Parental gold preparations. Efficacy and safety of therapy after switching from aurothioglucose to aurothiomalate.

Eric N. van Roon, Mart A F J van de Laar, Matthijs Janssen, Marijn W.M Kruijsen, Tim L.T.A. Jansen, Jacobus R.B.J. Brouwers

Research output: Contribution to journalArticleAcademicpeer-review

5 Citations (Scopus)

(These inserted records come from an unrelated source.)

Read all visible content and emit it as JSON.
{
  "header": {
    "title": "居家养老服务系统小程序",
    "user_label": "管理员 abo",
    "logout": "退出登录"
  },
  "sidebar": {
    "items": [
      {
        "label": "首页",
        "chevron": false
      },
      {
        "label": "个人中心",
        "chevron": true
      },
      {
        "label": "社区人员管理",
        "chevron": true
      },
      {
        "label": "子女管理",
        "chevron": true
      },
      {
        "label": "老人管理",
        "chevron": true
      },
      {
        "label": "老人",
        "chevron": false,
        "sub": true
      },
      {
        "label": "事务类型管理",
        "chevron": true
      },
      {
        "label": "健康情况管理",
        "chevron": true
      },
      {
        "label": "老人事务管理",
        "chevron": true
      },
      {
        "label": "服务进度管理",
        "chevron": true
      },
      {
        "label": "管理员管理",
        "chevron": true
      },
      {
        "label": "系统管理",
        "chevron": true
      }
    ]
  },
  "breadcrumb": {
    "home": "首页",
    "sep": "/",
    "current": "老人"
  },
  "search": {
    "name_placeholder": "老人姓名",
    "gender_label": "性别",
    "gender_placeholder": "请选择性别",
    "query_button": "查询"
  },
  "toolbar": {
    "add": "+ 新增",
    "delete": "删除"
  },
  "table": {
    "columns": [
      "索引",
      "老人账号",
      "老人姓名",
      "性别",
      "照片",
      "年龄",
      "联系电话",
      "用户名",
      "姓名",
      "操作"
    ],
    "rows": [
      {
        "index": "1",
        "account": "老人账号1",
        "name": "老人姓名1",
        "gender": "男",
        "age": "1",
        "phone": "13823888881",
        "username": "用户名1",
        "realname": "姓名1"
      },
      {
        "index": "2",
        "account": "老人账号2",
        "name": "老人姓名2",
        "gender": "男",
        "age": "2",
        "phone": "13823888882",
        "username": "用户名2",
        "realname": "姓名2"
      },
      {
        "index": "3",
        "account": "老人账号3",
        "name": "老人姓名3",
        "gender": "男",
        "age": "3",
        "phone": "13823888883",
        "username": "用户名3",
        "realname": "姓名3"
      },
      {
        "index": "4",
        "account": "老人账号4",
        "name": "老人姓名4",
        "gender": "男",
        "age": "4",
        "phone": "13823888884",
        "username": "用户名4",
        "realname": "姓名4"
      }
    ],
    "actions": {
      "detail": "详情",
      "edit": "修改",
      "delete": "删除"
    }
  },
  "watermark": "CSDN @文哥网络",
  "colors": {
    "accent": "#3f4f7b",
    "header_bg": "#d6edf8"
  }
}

OBJECTIVE: For reasons of insufficient quality of the raw material, aurothioglucose was withdrawn from the Dutch market at the end of 2001. Aurothiomalate became available as an alternative preparation. We followed a cohort of patients during the first year after switching from aurothioglucose to aurothiomalate to study efficacy and tolerability. METHODS: Patients were observed at baseline and at 3 and 12 months after switching. At each visit, data on adverse drug reactions (ADR), withdrawal, and disease activity were collected. RESULTS: In total 120 patients were included [age 63(SD 15) yrs, 68% female, 93% with rheumatoid arthritis, duration of disease 15 (SD 9) years, 82% IgM rheumatoid factor-positive, with 9 (SD 9, range 0.1-45) yrs of previous aurothioglucose therapy]. Nineteen patients (16%) reported an ADR taking aurothiomalate not previously experienced with aurothioglucose, the most frequently reported being pruritus, dermatitis/stomatitis, and chrysiasis/hyperpigmentation. Twenty-nine patients (24%) withdrew from aurothiomalate within 12 months of followup for reasons of inefficacy (14%), ADR (7%), or disease in state of remission (3%). Kaplan-Meier estimates show aurothiomalate survival rates of 78.5% after 12 months. No statistically significant differences between the disease activity indicators during followup visits compared with the baseline visit were detected for the patients continuing aurothiomalate. CONCLUSION: Within the first 12 months after switching from aurothioglucose, 24% of patients withdrew from aurothiomalate. Sixteen percent of patients reported novel ADR. For the population continuing to take aurothiomalate no clinically relevant changes in disease activity were recorded after switching.
Original languageUndefined
Pages (from-to)1026-1030
JournalJournal of rheumatology
Issue number6
Publication statusPublished - 2005


  • IR-101218
  • METIS-230321

Cite this